- O. Montiel, Y. Maldonado, R. Sepúlveda, and O. Castillo, “Simple tuned fuzzy controller embedded into an FPGA,” in Proceedings of the Annual Meeting of the North American Fuzzy Information Processing Society (NAFIPS '08), pp. 1–6, May 2008.
- R. Sepúlveda, O. Montiel, O. Castillo, and P. Melin, “Embedding a high speed interval type-2 fuzzy controller for a real plant into an FPGA,” Applied Soft Computing Journal, vol. 12, no. 3, pp. 988–998, 2012.
- Y. Maldonado, O. Castillo, and P. Melin, “Optimization of membership functions for an incremental fuzzy PD control based on genetic algorithms,” in Soft Computing For Intelligent Control and Mobile Robotics, O. Castillo, J. Kacprzyk, and W. Pedrycz, Eds., vol. 318, pp. 195–211, Springer, Berlin, Germany, 2011.
- N. R. Cázarez-Castro, L. T. Aguilar, and O. Castillo, “Fuzzy logic control with genetic membership function parameters optimization for the output regulation of a servomechanism with nonlinear backlash,” Expert Systems with Applications, vol. 37, no. 6, pp. 4368–4378, 2010.
- I. S. Shaw, Fuzzy Control on Industrial Systems: Theory and Applications, Kluwer Academic, New York, NY, USA, 2010.
- A. Stefano and C. Giaconia, “An FPGA-based adaptive fuzzy coprocessor,” in Computational Intelligence and Bioinspired Systems, Lecture Notes in Computer Science, C. Sandoval, J. Cabestany, A. Prieto, and F. Sandoval, Eds., vol. 3512, pp. 1–8, Springer, 2005.
- Actel, The Advantages of the 32-Bit Cortex-M1 Processor in Actel FPGAs, Actel, 2007, http://www.actel.com/documents/CortexM1_Advantages_WP.pdf.
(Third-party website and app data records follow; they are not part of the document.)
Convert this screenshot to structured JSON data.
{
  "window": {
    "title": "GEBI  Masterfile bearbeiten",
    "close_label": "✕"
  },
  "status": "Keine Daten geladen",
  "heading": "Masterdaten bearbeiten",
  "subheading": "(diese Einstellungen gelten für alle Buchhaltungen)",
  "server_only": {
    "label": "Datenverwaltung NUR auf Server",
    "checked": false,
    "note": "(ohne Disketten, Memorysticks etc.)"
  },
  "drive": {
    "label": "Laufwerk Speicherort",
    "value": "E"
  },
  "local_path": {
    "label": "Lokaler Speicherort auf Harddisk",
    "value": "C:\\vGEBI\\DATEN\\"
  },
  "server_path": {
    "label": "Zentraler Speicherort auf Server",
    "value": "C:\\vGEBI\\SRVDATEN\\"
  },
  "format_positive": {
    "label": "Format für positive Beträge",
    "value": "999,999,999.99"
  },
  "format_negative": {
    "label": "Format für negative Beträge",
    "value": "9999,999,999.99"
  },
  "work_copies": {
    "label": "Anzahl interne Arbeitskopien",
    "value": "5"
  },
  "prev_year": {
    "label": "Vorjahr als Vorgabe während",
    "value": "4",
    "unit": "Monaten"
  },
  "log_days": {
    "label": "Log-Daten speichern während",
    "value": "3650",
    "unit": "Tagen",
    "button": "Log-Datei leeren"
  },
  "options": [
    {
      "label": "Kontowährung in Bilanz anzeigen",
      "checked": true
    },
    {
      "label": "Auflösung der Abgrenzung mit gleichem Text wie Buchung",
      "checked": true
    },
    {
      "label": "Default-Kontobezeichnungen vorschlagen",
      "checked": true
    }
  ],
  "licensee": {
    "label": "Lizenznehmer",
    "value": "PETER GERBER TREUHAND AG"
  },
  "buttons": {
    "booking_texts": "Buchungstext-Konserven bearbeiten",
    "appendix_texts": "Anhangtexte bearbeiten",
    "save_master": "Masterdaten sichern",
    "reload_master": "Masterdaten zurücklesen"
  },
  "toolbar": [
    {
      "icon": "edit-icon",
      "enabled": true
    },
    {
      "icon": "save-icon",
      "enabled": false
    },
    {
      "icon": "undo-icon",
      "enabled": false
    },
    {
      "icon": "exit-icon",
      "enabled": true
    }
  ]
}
- H. A. Ortiz-De-La-Vega, E. Gomez-Ramirez, and J. C. Cortes-Rios, “Simple Tuning Algorithm improvements for fuzzy logic controllers,” in Proceedings of the 6th IEEE World Congress on Computational Intelligence (WCCI '10), pp. 1–8, July 2010.
- M. A. P. García, I. M. M. Sanchez, O. Montiel, R. Sepúlveda, and O. Castillo, “Simple tuning of a fuzzy pulse width modulation controller for a DC motor application,” in Proceedings of the International Conference on Artificial. Intelligence (ICAI '06), vol. 2, pp. 598–604, Las Vegas, Nev, USA, June 2006.
- O. Montiel, R. Sepúlveda, P. Melin, O. Castillo, M. Á. Porta, and I. M. Meza, “Performance of a simple tuned fuzzy controller and a PID controller on a DC motor,” in Proceedings of the IEEE Symposium on Foundations of Computational Intelligence (FOCI '07), pp. 531–537, April 2007.
- R. Sepúlveda, O. Montiel, O. Castillo, and P. Melin, “Modelling and simulation of the defuzzification stage of a type-2 fuzzy controller using VHDL code,” Control and Intelligent Systems, vol. 39, no. 1, pp. 33–40, 2011.
- E. Gómez-Ramírez, P. Melin, and O. Castillo, “Simple tuning of type-2 fuzzy controllers,” in Soft Computing for Intelligent Control and Mobile Robotics, Studies in Computational Intelligence, O. Castillo, J. Kacprzyk, and W. Pedrycz, Eds., vol. 318, pp. 103–123, Springer, Berlin, Germany, 2011.
Copyright © 2012 Oscar Montiel-Ross et al. This is an open access article distributed under the Creative Commons Attribution License, which permits unrestricted use, distribution, and reproduction in any medium, provided the original work is properly cited.